Written by Jaymi Heimbuch
Are people really interested in raising backyard chickens? Do they care about reusable diapers? According to Google’s most popular eco-minded search topics of 2011, the answer is yes, yes they do. In fact, those were two of the most popular searches of the year in green.
Last week, Google released the 11th annual Zeitgeist, a compilation of data about popular search terms. So what are some of the most popular? Here’s a brief summary:
Most Popular Sustainable Topics
1. Sustainable Development
2. Sustainable Energy
3. Sustainable Agriculture
Most Popular Environmental Topics
1. How to Compost
2. What is Vegan
3. What Causes Earthquakes
Most Popular Rare Wild Animals
1. Red Panda
Most Popular Alternative Energy Types
2. Nuclear Power
3. Wind Energy
Most Popular Hybrid and Alternative Vehicles
2. Chevy Volt
3. Smart Car
Most Popular Search for What People Are Reusing
1. Reusable Bags
2. Reusable Diapers
3. Reusable Water Bottles
Most Popular Waste Disposal Methods
1. Garbage Island
2. e waste recycling
3. Apple recycle
But knowing what’s popular isn’t where the fun ends. It seems Google always has something up its sleeve to make searching the web more interesting.
“As part of Google Green, we created the Green Scrapbook so you can explore these green trends, choose your favorites, and reveal videos and surprising facts about them. As you click around, you create your very own 2011 Green Scrapbook, which you can personalize with your name on top and share with your friends. Check out the highlights video: ”
If you happen to be searching these topics anyway, creating a scrapbook of your searches sounds like an intriguing idea, especially if it helps guide you to more and more information. As Google notes, “We hope that the more we understand about garbage islands, the more we’ll choose to use reusable bags. And the more we understand what deforestation is, the more we’ll want to protect the cute red panda.”
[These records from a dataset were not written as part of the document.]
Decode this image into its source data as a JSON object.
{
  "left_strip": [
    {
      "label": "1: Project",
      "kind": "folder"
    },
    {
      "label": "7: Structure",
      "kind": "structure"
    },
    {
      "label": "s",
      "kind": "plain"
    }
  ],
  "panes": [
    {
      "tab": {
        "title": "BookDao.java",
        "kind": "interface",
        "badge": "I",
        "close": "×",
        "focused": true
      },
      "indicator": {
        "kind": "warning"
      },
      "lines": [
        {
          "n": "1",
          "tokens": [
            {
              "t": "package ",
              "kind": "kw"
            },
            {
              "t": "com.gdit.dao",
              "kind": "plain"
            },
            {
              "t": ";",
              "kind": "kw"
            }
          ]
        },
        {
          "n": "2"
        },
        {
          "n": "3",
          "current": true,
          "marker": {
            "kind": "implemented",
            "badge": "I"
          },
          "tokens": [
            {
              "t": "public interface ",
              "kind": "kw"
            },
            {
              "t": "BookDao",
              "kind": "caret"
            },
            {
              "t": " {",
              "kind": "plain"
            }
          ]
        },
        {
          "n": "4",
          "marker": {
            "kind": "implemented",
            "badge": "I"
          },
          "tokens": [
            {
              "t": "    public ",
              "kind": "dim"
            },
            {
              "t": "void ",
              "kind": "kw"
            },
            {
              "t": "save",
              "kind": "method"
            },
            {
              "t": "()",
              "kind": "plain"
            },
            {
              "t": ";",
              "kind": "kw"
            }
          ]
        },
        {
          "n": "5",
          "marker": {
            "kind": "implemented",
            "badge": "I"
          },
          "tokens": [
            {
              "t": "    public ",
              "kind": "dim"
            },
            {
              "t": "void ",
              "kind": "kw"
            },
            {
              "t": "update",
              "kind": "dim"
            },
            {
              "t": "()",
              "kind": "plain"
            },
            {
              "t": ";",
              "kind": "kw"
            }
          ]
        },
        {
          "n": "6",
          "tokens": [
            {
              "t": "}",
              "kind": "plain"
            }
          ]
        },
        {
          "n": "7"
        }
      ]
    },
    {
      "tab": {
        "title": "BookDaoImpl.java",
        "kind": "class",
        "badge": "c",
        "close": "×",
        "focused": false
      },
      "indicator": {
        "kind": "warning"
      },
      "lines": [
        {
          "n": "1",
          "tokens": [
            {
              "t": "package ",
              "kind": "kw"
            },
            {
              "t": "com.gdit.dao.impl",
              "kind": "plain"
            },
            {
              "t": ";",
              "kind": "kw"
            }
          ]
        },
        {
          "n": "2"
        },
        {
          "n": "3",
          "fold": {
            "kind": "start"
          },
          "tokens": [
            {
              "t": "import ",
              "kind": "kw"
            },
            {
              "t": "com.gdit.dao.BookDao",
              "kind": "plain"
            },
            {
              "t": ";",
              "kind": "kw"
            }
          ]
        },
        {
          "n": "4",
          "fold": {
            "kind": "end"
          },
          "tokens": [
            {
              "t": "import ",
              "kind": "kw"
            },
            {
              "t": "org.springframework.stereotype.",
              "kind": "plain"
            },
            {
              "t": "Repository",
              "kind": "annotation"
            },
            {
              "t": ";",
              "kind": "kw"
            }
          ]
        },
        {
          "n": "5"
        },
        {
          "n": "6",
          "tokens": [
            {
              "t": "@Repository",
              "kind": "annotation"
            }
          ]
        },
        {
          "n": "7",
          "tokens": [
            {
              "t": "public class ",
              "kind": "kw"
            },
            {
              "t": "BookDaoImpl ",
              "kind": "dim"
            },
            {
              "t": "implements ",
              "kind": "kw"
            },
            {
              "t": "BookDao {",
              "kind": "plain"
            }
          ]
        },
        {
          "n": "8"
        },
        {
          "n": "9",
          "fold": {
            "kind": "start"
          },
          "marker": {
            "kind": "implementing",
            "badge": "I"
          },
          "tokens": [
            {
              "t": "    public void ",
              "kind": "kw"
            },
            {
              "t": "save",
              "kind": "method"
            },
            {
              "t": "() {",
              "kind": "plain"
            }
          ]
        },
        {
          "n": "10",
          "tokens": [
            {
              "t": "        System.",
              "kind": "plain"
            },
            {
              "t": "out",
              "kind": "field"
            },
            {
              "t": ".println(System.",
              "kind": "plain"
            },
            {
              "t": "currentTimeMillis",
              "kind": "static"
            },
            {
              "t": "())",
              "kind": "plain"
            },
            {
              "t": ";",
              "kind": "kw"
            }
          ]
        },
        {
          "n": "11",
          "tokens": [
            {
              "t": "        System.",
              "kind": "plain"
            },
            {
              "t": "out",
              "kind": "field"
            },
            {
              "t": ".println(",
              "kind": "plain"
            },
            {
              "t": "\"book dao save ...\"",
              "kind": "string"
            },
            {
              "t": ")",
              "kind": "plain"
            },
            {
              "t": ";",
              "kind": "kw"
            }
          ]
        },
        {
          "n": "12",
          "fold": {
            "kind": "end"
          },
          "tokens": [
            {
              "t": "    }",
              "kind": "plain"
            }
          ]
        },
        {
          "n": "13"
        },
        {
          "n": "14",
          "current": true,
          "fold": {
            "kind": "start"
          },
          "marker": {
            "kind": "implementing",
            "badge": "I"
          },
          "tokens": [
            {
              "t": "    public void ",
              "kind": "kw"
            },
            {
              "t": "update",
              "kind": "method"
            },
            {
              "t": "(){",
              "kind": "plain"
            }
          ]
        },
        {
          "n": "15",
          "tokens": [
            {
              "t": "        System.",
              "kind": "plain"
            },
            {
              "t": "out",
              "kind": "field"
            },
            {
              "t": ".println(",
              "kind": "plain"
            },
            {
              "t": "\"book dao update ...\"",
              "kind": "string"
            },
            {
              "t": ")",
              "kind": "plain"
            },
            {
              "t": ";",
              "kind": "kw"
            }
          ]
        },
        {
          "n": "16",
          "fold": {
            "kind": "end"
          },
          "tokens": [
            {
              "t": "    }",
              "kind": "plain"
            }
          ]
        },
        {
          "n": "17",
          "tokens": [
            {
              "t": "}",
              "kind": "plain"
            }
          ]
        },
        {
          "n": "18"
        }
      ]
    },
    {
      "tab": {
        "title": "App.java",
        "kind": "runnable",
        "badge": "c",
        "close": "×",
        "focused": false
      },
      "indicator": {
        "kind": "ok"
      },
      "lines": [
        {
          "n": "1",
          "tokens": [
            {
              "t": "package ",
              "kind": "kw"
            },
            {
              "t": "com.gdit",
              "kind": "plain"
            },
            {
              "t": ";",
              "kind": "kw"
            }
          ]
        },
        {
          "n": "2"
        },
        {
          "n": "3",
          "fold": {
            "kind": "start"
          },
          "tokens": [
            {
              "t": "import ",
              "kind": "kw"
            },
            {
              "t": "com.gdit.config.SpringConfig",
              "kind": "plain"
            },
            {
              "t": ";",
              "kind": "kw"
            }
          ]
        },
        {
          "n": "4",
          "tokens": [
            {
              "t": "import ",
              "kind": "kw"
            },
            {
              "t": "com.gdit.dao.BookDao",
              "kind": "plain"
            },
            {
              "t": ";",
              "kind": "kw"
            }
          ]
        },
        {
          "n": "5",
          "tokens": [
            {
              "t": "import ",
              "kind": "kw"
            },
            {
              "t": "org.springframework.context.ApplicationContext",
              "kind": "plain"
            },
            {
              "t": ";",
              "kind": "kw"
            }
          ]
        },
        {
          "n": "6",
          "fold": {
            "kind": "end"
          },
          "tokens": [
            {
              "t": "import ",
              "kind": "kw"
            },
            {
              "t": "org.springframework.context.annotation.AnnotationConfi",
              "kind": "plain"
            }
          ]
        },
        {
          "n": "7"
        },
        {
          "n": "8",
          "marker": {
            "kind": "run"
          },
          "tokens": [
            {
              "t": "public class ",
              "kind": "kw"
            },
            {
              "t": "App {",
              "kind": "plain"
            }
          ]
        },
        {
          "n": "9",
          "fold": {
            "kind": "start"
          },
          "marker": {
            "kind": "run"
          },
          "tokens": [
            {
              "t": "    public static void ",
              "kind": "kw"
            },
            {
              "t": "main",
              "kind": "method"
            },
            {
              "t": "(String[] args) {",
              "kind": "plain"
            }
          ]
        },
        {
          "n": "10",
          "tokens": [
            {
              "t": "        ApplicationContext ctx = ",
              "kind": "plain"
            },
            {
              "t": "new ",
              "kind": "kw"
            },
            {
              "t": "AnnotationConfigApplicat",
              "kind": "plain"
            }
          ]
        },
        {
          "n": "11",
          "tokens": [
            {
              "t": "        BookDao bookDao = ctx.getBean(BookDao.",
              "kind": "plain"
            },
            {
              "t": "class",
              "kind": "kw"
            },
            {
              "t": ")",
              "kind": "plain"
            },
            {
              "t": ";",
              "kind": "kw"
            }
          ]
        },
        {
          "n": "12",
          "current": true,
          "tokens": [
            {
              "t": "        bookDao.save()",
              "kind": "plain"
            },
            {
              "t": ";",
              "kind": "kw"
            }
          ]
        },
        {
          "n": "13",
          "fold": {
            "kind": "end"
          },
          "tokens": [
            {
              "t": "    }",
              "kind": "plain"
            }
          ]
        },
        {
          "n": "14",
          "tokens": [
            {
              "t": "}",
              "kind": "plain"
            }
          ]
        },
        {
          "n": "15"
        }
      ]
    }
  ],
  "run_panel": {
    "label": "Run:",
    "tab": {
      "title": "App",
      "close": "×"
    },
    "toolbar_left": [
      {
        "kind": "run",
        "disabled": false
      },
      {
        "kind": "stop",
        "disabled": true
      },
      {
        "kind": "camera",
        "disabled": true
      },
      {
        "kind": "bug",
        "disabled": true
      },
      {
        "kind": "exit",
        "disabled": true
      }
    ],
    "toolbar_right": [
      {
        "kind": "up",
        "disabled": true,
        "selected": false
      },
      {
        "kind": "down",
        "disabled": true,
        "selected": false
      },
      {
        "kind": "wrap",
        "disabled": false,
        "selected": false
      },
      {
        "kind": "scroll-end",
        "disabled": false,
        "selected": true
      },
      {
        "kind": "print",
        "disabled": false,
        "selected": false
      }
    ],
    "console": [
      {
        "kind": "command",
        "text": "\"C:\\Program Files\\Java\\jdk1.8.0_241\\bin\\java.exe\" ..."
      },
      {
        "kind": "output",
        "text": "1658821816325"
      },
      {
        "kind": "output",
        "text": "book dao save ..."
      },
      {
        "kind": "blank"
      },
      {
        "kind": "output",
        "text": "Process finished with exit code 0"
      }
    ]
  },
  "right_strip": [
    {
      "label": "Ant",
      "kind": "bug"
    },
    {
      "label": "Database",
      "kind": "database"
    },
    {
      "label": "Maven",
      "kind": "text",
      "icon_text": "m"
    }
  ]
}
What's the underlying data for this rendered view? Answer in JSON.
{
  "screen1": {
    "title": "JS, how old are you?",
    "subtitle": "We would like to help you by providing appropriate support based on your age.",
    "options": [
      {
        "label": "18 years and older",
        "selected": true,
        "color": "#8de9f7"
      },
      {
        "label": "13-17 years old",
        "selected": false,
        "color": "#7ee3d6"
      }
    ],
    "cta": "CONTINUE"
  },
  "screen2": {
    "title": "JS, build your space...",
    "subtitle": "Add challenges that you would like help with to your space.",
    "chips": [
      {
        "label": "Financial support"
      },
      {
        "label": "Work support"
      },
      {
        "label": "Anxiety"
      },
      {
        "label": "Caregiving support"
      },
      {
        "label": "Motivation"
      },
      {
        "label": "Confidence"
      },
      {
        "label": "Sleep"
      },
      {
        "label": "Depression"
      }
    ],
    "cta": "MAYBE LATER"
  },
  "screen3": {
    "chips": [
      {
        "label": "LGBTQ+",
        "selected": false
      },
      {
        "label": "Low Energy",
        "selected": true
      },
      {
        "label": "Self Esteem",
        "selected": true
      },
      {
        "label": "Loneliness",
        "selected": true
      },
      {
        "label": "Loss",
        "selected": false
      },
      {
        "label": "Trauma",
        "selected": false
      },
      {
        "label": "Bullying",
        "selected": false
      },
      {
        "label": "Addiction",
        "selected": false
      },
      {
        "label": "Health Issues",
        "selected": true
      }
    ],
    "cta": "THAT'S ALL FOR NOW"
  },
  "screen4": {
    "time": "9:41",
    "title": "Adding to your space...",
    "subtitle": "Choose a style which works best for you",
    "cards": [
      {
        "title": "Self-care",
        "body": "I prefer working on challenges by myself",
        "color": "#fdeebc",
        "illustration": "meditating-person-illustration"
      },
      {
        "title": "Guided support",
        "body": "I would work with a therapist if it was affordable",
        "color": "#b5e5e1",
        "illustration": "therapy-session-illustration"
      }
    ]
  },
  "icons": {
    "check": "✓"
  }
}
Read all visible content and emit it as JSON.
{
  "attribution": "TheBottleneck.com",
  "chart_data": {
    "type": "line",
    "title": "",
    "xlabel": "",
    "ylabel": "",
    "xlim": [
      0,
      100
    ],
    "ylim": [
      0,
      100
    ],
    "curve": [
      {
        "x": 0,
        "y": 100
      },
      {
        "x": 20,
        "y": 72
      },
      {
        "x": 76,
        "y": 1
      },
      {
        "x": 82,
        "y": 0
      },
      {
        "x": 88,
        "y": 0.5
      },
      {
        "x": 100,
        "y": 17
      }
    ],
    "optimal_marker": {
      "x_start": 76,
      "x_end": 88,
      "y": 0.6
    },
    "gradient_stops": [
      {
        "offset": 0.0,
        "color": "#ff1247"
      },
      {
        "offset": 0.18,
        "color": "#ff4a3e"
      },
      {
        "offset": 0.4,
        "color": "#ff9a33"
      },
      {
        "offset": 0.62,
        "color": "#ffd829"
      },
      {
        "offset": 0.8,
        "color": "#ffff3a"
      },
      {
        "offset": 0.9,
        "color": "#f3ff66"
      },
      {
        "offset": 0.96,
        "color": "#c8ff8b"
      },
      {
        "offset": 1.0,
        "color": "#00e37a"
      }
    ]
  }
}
Just in case you’re curious, here’s my Green Scrapbook!
This post was originally published by Treehugger.
Photo from Robert Scoble via flickr